    “Seeing Jesse walk on campus was like seeing a mighty oak move with grace, power and strength,” said Dr. James White, president of UMES' National Alumni Association.  “His stature loomed large, and his shadow was warm and covering.”

    1962 Hawk yearbook senior portrait

    After the state of Maryland restructured its public college governance system, Williams became a charter member of UMES' Board of Visitors when it was formed in 1997 and became the advisory panel's inaugural chairman, a post he held for nearly two decades. 

    Williams hailed from Philadelphia, a renown high school hoops hotspot, and came to Princess Anne in the fall of 1958 principally to play basketball.

    His on-court exploits and unselfishness as an alumnus in giving his “time, talent and treasure” -- a favorite saying he delivered to encourage support for UMES -- earned him recognition in 2015 by having the William P. Hytche Athletic Center's basketball floor named in his honor.

    Williams relished sharing the made-for-Hollywood story of how a gangly, wide-eyed teenager arrived at college by bus, toting an unassuming suitcase with several days' worth of clothes.  He fell in love with a historically Black, land-grant school three hours -- and a world away from the City of Brotherly Love. 

    He regaled those he met with colorful yarns about early 1960s' college life of a student-athlete at a historically Black institution.  He lived in Somerset Hall, when it was a dormitory, and roomed with the late David Riddick, a legendary Philly prep basketball star who died in 2020. 

    Perhaps Williams' most endearing story was about meeting Vernetta Elizabeth Brittingham of Berlin, Md., when they crossed paths in the administration building while waiting to secure monthly meal passes.  It was Oct. 3, 1959. 

    Just before Christmas three years later, they married -- and as a 50th wedding anniversary celebration, the couple renewed their vows in a ceremony on campus conducted by their pastor son, Jesse T. Williams Jr. 

    “He loved this institution.  It was my good fortune to meet him 18 years ago,” athletics director Keith Davidson said. “There was a gentleness about him." 

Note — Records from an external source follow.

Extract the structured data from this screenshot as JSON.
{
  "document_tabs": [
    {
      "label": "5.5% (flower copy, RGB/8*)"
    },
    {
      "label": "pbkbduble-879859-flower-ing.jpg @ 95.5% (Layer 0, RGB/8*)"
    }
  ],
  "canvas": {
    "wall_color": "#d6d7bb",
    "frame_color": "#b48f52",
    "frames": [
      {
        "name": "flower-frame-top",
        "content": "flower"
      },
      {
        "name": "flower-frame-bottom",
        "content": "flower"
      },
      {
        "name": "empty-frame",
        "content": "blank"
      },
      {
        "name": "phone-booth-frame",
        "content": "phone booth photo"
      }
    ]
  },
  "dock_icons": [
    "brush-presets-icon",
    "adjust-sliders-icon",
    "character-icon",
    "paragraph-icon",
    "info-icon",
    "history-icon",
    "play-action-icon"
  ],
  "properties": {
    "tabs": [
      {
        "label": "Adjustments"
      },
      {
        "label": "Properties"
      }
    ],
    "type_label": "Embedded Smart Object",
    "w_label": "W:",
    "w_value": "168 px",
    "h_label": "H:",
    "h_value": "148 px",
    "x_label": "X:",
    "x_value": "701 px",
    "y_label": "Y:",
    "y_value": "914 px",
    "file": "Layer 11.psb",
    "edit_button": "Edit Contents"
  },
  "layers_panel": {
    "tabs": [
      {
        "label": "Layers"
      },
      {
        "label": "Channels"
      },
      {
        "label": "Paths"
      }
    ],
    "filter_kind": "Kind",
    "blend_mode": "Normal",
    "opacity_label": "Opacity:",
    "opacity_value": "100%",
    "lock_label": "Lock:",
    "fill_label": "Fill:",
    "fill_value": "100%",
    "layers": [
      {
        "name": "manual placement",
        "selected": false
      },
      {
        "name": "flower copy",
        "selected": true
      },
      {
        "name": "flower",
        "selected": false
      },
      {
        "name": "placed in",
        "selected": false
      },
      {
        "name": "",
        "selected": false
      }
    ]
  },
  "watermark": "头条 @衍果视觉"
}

    As Williams grew more comfortable in his role as the Board of Visitors' chairman, he carved out a role for himself as the university's unofficial ambassador at-large. 

    When a student approached with a question a decade ago about why the university didn't have a pep band, Williams made the first donation toward a campaign he spearheaded to purchase new instruments that helped revive jaunty music in support of the university's basketball teams. 

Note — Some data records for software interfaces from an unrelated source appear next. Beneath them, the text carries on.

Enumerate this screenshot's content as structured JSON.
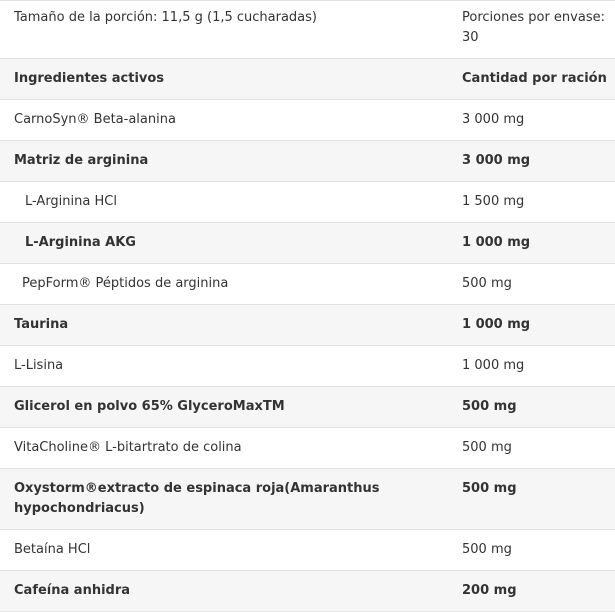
{
  "header": {
    "serving_size": "Tamaño de la porción: 11,5 g (1,5 cucharadas)",
    "servings_per_container": "Porciones por envase: 30"
  },
  "columns": {
    "ingredients": "Ingredientes activos",
    "amount": "Cantidad por ración"
  },
  "rows": [
    {
      "name": "CarnoSyn® Beta-alanina",
      "amount": "3 000 mg"
    },
    {
      "name": "Matriz de arginina",
      "amount": "3 000 mg"
    },
    {
      "name": "L-Arginina HCl",
      "amount": "1 500 mg"
    },
    {
      "name": "L-Arginina AKG",
      "amount": "1 000 mg"
    },
    {
      "name": "PepForm® Péptidos de arginina",
      "amount": "500 mg"
    },
    {
      "name": "Taurina",
      "amount": "1 000 mg"
    },
    {
      "name": "L-Lisina",
      "amount": "1 000 mg"
    },
    {
      "name": "Glicerol en polvo 65% GlyceroMaxTM",
      "amount": "500 mg"
    },
    {
      "name": "VitaCholine® L-bitartrato de colina",
      "amount": "500 mg"
    },
    {
      "name": "Oxystorm®extracto de espinaca roja(Amaranthus hypochondriacus)",
      "amount": "500 mg"
    },
    {
      "name": "Betaína HCl",
      "amount": "500 mg"
    },
    {
      "name": "Cafeína anhidra",
      "amount": "200 mg"
    }
  ]
}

    “Jesse had an unwavering love for UMES and the strength of his genuine love for UMES was evident whenever he spoke about his alma mater or appeared on campus,” White said.  “His maroon suit was as much a part of him as his degree.  I loved seeing Jesse walk the campus, almost like a proud parent, sharing time with his children.” 

    Williams was honored in 2013 with a “Living Legacy” award from his fraternity, Phi Beta Sigma, in recognition of a half-decade of service and commitment to the organization's ideals. 

    Davidson admired Williams' loyalty to the university and a sincere interest in those who shared his affection for UMES. 

    “He took an interest in me professionally - and personally,” Davidson said.  “What he taught me most of all is the power of relationships.” 

    The university awarded Williams an honorary doctorate of humane letters in December 1998.  He was inducted in the university' athletics hall of fame in 2004.

    Anderson said she "will always hear his words 'UMES gave me my life and my wife.'  Like so many others, we will miss him dearly."

    Funeral plans have not yet been announced.